Football do's are notoriously tedious, bad food, awful music and small talk with strangers. Last night proved the exception with an indepth discussion about families and ancestors.
My own family has been traced back to 1497, but the period that has always interested me most was the Cornish mining migration in the middles 1800's. As tin mining waned in Cornwall there was a mass exodus to find work and among our group last night we found that each of us had ancestors that had supplied Austrailia, South Africa and America with new citizens.
Four brothers from my own lot emigrated to Ballarat, Austrailia and the other four went to Ishpeming, Michigan, in the US, branching out to Dakota and beyond. Their mother, Martha was left at home in Greensplat with four girls who eventually joined their brothers.
I have a photograph of Martha at the time of her husband Thomas' death, unfortunately I can't seem to scan the photo and blog it otherwise you could see the pain that is etched on her face.

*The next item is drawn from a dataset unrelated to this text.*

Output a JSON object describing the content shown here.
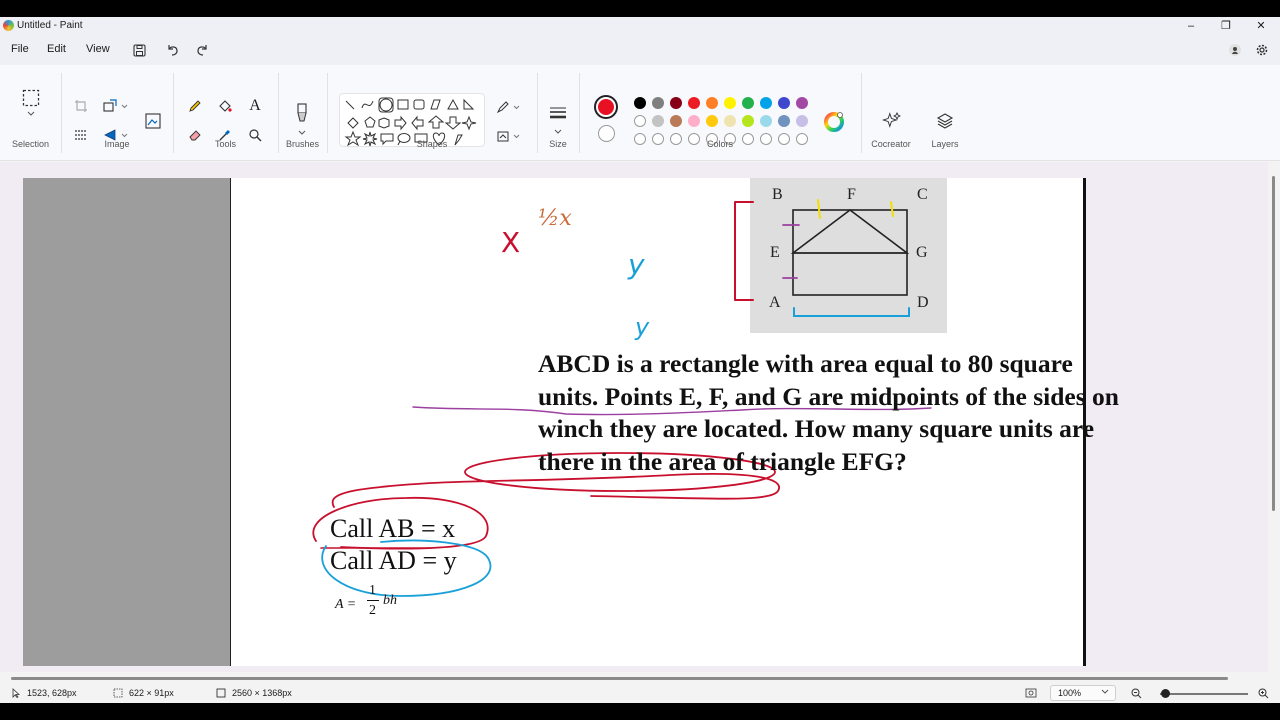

I wrote about it instead:
The veil holds the years
forever locked in sepia
where my weeping heart cannot speak
of new mines in pristine lands
or the song of gold in the black hills
Twelve children borne
now scattered to the winds of change
I am orphaned
lured by the shiny dollar from our dying earth
they lined their nests
at the end of the Hudson
Until I fade
the rustle of my tidy taffeta
remembering the day
that loneliness was mine
silence will follow down the years
whilst the bones hold the pose of his death.